Many need to make major lifestyle changes like finding new sober friends, living situations, jobs, or hobbies that don’t involve alcohol. Repairing relationships strained by addiction is also important for building a supportive network.

Develop a plan for triggeringscenarios like celebrations, weddings, or stressful life events when you may be tempted to drink. Having relapse prevention strategies like excusing yourself, bringing a sober buddy, or leaving temporarily can mean the difference between a slip and full-blown relapse.

Most importantly, be patient with yourself and celebrate all sobriety milestones. Recovering from alcohol addiction is an ongoing process, but one that absolutely improves quality of life for you and your loved ones.

I hope this guide has provided comprehensive and insightful information about how to safely and successfully detox from alcohol. While immensely challenging, regaining your health and freedom from alcohol is possible with perseverance and support. If you need help, please don’t hesitate to reach out to addiction treatment professionals.

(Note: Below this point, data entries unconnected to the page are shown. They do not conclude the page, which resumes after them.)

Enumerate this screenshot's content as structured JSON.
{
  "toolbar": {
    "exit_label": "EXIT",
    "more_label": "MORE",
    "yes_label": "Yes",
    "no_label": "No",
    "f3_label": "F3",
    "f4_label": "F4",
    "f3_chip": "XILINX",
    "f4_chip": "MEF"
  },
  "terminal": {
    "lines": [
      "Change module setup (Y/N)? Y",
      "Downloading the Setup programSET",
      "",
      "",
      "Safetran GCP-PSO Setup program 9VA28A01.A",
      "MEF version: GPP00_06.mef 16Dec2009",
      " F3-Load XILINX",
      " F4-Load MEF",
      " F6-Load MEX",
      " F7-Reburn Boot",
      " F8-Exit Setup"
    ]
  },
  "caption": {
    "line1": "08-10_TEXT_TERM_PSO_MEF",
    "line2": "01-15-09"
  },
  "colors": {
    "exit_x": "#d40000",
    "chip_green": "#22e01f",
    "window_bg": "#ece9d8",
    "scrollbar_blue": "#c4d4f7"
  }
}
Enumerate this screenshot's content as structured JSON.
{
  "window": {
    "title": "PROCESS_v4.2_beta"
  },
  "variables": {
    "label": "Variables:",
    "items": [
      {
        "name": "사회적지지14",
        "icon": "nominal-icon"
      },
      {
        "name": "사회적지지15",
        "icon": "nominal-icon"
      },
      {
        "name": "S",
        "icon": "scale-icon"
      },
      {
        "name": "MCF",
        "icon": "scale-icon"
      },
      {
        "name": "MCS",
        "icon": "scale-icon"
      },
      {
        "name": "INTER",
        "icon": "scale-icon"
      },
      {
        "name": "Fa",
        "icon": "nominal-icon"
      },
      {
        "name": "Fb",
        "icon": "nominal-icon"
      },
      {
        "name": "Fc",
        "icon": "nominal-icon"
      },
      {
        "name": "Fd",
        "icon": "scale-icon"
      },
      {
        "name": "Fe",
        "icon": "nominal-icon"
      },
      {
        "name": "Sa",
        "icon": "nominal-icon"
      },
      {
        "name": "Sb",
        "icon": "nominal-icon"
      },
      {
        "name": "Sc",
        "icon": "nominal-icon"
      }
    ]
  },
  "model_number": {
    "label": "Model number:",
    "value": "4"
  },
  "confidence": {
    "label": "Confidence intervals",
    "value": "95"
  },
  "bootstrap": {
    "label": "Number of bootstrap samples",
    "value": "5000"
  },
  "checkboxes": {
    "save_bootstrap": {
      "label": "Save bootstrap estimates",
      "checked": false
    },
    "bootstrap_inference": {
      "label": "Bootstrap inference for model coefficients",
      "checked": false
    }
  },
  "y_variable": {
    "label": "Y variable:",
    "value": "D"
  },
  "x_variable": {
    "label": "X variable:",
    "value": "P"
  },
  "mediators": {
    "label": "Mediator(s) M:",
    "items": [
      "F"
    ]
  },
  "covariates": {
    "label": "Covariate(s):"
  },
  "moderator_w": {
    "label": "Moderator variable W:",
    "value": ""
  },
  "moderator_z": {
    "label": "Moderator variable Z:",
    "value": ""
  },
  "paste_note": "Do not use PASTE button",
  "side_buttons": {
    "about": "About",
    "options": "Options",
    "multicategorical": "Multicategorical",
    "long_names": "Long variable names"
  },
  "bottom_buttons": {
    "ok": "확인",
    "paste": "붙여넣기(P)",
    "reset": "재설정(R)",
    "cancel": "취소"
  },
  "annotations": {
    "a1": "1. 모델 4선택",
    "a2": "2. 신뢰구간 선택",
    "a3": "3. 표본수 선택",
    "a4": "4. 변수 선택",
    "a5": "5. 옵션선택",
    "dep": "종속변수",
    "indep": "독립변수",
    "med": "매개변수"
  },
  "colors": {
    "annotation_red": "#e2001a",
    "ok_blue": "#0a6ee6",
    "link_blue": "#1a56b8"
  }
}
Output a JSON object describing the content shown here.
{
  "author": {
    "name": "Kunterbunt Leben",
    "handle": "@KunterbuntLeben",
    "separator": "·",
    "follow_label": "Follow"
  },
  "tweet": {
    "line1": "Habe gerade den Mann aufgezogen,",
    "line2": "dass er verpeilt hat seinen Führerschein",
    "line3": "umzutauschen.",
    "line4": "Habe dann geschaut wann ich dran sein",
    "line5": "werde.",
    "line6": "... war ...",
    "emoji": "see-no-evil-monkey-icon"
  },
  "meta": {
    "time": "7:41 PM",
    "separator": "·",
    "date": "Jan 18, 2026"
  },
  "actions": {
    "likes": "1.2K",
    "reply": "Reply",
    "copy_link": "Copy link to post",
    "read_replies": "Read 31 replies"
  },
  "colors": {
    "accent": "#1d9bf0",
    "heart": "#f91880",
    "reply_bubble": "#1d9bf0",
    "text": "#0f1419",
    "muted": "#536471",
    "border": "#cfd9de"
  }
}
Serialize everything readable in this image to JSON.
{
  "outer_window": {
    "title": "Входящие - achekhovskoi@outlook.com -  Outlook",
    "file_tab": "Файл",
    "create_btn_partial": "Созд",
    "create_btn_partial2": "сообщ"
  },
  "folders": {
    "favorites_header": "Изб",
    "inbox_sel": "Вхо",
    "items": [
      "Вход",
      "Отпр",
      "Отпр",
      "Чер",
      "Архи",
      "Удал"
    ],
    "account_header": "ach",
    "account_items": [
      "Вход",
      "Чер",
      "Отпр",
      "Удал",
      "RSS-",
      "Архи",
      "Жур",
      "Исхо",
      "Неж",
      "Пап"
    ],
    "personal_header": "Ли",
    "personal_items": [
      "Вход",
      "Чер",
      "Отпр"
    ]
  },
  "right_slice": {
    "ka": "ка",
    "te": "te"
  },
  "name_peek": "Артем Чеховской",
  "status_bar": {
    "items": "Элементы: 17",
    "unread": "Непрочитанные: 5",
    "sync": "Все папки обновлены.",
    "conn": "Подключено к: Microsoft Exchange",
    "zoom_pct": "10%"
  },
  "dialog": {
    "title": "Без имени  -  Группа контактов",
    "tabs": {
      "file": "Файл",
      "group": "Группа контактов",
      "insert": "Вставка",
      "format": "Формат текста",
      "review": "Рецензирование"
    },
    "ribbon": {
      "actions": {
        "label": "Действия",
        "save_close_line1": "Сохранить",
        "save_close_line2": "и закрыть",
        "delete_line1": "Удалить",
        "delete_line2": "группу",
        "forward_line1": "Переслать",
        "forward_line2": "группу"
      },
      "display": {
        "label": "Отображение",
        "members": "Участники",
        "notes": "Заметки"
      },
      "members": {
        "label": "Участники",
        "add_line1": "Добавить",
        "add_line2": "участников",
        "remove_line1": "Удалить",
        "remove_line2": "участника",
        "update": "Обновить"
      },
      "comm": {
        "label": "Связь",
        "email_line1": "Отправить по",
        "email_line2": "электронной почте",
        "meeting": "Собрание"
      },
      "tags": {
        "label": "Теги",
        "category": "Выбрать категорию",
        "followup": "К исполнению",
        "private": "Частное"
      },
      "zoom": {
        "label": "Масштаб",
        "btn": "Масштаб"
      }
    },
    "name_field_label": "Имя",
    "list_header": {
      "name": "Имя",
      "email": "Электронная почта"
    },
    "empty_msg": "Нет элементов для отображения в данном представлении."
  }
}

Chakkaravarthy
Chakkaravarthyhttps://hospitalinchennai.com
Hey there! I'm Chakkaravarthy, a passion for sharing blog posts that make navigating through detailed hospital profiles a breeze. My goal is to provide you with insights into specialties, facilities, and contact details in the simplest way possible. Email: digichakkara@gmail.com
RELATED ARTICLES

LEAVE A REPLY

Please enter your comment!
Please enter your name here